Formation of the Fed
In response to several small financial panics, the Federal Reserve (or Fed) was established in 1913 to regulate banks. However, stock speculation led to the crash of 1929 which resulted in the Great Depression. Around 10,000 banks failed from 1930–1933. At the peak of the Great Depression in 1933 President Roosevelt asked Representative Henry Steagall and Senator Carter Glass, to reform the Fed. The result was the Glass-Steagall Act, which required banks to either be deposit businesses or investment businesses—debt origination, initial public offerings (or IPOs), and mergers and acquisitions (or M&A)—but not both. As a result, the Federal Deposit Insurance Commission (or FDIC) was also established.

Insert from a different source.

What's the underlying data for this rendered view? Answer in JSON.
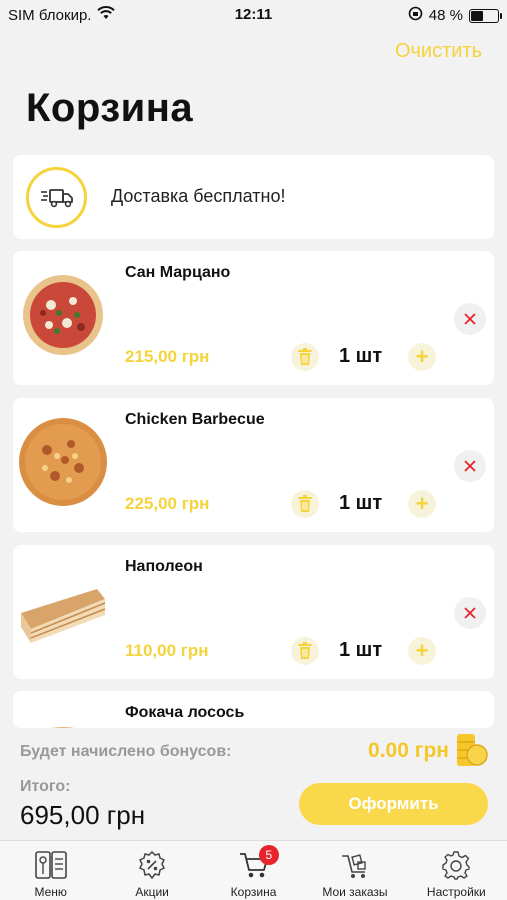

It led to specialized banks like Piper Jaffaray (PJC) which focused on investment banking and banks like U.S. Bancorp (USB) or the majority of banks in an exchange-traded fund (or ETF) like the iShares U.S. Regional Banks ETF (IAT) which focused on deposits. The foundation of modern banking in the U.S. was laid with this act. It defined the evolution of banks over most of the 20th century.